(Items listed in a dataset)
%%
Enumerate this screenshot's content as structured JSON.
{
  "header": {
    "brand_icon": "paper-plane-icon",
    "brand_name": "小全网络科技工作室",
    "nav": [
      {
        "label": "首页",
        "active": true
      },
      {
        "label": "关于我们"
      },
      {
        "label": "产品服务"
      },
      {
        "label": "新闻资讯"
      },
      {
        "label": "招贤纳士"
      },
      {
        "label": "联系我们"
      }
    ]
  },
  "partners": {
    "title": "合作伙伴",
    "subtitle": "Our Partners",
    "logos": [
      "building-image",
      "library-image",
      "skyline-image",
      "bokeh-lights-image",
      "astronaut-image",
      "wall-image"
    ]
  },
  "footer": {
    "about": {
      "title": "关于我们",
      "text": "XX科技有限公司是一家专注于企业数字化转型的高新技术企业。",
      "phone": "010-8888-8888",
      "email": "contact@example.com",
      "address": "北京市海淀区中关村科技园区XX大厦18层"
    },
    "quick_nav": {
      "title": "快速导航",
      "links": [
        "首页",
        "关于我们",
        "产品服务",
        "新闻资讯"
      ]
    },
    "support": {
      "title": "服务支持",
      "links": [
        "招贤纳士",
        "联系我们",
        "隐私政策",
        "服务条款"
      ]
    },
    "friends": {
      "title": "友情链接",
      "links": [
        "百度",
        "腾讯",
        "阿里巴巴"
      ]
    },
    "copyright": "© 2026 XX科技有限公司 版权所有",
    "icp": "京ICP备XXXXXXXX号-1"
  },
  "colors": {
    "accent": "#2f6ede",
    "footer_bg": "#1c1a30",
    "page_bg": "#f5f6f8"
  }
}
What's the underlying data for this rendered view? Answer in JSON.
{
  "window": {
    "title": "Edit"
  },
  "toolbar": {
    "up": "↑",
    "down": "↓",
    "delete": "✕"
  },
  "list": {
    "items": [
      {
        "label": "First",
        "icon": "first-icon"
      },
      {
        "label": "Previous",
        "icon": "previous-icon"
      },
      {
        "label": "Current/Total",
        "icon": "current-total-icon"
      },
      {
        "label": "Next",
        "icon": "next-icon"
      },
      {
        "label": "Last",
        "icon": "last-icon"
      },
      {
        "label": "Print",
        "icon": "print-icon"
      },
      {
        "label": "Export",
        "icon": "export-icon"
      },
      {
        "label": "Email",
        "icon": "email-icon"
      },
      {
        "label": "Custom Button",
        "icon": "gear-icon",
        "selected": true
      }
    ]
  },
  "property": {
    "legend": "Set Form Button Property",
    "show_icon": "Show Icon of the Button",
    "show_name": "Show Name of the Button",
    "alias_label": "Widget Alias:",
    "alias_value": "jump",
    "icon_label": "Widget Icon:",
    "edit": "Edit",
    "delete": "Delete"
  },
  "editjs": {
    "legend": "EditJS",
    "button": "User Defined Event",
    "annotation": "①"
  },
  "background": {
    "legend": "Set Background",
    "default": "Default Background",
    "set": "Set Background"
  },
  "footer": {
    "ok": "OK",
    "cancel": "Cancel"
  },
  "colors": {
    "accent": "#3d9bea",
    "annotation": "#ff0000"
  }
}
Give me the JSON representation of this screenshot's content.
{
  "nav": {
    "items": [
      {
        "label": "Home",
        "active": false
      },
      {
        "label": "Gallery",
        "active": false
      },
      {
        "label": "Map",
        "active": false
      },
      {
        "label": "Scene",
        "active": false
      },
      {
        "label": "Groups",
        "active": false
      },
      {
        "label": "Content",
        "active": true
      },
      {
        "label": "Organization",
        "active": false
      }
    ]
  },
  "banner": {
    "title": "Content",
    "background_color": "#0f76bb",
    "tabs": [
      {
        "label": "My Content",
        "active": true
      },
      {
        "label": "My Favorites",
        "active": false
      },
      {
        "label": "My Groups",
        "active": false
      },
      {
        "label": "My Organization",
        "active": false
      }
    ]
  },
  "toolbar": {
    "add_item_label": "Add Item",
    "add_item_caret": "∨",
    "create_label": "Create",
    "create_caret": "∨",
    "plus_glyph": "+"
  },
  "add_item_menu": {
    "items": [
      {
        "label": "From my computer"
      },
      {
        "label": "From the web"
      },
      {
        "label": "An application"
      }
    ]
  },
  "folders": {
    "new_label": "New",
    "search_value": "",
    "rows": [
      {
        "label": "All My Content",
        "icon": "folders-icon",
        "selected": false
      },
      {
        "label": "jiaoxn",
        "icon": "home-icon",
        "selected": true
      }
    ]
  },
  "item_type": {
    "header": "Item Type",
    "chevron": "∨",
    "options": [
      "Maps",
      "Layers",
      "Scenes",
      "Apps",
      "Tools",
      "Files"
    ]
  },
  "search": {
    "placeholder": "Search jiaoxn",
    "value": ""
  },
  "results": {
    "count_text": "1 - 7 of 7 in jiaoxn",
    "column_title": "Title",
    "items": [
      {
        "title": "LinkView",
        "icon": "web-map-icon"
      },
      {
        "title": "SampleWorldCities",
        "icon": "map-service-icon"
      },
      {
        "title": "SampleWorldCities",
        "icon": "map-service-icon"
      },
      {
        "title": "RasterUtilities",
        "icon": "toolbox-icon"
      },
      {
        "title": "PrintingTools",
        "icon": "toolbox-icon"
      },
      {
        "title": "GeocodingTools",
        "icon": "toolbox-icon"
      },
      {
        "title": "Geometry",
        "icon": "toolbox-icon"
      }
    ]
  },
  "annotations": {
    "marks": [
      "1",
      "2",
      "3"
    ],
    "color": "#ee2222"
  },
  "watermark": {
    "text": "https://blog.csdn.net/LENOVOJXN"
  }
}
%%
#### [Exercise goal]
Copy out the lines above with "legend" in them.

#### [Reply]
    "legend": "Set Form Button Property",
    "legend": "EditJS",
    "legend": "Set Background",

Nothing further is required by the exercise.